R. Eugene Parta ’62
U.S. Global Media and American ‘Soft Power’: Cold War Successes, Current Challenges, An Uncertain Future
Part of the 2018 Fall series: Patriotism, Nationalism, and the Idea of America
Thursday, November 15, 2018, 7:00pm
Can’t make it? Stream live or later.
About the Speaker
R. Eugene Parta ’62
R. Eugene Parta is the retired director of Audience Research and Program Evaluation for Radio Free Europe/Radio Liberty in Prague. Previously, Mr. Parta was Director of Media and Opinion Research (MOR) of the RFE/RL Research Institute in 1990. He has worked in the field of international broadcasting audience research since 1969. He has been on two occasions a visiting research associate at the Center for International Studies of the Massachsetts Institute of Technology, an Osher Senior Fellow at the Hoover Institution of Stanford University, and a Research Associate of the Institute of European, Russian and Eurasian Studies at George Washington University. Parta has written extensively on media use, communications and public opinion in Central and Eastern Europe and has been a frequent speaker and participant in international academic and professional conferences. He is a member of the Washington Institute of Foreign Affairs and past Chairman of CIBAR (Conference on International Broadcasting Audience Research), which unites international broadcasting audience research units worldwide. Parta was educated at the School of Advanced International Studies of the Johns Hopkins University (MA), St. Olaf College (BA), Harvard University and the American University.

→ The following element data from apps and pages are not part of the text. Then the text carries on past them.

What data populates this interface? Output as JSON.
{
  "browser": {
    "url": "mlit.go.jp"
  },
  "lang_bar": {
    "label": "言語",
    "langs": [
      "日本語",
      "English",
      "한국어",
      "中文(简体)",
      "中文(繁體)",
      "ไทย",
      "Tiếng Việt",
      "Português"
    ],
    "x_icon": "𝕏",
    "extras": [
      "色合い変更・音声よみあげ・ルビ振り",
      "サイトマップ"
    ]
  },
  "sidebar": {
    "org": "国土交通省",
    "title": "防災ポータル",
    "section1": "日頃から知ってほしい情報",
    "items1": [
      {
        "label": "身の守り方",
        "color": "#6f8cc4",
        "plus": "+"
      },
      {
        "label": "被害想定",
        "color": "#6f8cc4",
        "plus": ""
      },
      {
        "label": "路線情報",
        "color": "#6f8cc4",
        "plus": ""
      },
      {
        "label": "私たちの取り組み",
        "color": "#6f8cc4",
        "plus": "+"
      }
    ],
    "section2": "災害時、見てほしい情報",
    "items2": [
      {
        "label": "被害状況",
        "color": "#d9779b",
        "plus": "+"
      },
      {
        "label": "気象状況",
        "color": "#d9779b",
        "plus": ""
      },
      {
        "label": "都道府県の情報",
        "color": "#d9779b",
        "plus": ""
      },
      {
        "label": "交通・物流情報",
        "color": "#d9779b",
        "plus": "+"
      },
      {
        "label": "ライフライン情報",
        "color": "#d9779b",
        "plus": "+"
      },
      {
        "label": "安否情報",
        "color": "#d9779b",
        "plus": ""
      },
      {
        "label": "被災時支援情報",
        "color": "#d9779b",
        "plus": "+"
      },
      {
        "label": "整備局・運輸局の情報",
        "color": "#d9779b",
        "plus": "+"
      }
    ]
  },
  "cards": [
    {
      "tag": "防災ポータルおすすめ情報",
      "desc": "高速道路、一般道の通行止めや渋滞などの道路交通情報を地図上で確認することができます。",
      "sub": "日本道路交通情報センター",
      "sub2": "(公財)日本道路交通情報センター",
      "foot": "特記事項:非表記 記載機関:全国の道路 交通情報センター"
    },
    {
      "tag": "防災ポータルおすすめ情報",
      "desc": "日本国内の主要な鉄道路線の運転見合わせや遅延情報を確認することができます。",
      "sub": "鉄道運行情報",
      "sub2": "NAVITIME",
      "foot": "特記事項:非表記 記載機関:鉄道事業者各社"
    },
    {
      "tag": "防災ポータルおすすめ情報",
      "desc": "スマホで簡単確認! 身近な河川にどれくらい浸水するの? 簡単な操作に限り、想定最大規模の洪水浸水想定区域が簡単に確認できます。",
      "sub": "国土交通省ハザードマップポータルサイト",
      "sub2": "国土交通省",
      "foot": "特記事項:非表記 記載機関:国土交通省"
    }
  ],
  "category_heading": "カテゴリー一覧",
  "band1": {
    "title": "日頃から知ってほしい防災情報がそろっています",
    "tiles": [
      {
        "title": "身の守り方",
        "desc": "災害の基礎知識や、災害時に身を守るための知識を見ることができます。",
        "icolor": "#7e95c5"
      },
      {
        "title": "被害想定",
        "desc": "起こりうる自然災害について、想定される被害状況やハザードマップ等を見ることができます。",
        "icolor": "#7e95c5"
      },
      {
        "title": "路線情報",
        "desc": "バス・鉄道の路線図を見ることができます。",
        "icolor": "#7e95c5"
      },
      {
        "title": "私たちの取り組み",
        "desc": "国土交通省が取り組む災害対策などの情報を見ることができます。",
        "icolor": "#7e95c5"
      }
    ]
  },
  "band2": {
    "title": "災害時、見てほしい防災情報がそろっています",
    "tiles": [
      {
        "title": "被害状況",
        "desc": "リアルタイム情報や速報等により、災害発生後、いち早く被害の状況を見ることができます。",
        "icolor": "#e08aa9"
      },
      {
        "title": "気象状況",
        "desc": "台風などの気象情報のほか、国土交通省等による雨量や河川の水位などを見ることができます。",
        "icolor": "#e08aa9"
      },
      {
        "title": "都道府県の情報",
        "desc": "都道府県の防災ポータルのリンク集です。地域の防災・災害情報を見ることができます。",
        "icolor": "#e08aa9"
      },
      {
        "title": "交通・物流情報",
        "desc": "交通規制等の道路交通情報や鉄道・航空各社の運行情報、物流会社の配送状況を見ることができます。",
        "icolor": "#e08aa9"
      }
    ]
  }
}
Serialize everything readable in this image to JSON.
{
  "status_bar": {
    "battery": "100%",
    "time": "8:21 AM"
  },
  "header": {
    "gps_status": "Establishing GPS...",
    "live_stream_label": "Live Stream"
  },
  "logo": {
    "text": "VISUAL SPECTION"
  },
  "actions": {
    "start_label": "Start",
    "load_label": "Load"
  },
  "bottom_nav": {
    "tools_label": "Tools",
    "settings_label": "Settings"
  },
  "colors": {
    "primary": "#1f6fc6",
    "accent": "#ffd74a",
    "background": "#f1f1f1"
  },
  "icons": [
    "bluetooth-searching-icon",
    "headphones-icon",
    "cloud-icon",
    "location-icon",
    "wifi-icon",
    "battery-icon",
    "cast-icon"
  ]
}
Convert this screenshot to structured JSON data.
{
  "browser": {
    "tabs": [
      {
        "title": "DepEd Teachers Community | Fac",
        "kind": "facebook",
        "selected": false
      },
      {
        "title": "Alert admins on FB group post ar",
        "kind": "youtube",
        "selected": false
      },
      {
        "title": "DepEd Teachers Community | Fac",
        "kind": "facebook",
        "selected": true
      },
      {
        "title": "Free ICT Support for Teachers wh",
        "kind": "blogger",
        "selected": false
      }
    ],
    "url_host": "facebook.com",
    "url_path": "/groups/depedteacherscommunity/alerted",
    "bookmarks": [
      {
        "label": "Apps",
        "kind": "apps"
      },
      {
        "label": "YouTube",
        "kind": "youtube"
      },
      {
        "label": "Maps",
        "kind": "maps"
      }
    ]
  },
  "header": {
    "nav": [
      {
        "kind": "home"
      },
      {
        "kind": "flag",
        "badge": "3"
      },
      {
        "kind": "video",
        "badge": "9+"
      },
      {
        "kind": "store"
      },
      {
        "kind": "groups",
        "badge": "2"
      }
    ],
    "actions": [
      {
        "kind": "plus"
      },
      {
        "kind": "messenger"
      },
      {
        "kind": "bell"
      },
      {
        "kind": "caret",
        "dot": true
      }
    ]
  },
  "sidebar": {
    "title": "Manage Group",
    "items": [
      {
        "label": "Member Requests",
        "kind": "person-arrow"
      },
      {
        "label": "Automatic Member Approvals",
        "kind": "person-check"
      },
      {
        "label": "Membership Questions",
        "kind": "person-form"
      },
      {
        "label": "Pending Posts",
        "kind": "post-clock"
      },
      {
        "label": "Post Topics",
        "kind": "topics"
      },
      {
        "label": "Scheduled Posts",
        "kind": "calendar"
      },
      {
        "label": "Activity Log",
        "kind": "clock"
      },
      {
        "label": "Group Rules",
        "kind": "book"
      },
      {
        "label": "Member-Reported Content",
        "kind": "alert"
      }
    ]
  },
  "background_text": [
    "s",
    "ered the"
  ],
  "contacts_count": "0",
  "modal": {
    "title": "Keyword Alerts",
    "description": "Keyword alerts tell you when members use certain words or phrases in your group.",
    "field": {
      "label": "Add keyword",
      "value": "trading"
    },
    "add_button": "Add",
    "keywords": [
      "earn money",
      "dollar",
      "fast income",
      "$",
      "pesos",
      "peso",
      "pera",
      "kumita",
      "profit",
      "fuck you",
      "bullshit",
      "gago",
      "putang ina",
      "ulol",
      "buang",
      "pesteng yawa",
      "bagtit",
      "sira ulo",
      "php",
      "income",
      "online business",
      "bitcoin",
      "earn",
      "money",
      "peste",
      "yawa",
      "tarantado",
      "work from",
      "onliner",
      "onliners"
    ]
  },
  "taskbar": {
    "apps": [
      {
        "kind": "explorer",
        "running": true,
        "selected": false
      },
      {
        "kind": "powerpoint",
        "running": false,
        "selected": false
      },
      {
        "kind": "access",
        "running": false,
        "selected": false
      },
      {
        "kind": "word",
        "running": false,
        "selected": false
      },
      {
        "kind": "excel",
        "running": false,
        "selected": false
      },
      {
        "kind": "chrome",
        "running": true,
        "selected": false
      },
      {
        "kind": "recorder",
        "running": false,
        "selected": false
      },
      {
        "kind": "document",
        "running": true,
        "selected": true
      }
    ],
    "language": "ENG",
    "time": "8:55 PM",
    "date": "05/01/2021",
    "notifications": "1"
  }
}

More recently, Parta has been an active participant in the public dialogue on reforming US international media. He co-authored “A 21st Century Vision for U.S. Global Media,” published by the Woodrow Wilson International Center for Scholars. Parta is co-editor of “Cold War Broadcasting: Impact on the Soviet Union and Eastern Europe” (2010) published by the Central European University Press. His earlier book “Discovering the Hidden Listener: An Assessment of Radio Liberty and Western Broadcasting to the USSR During the Cold War” was published by the Hoover Press at Stanford University in 2007.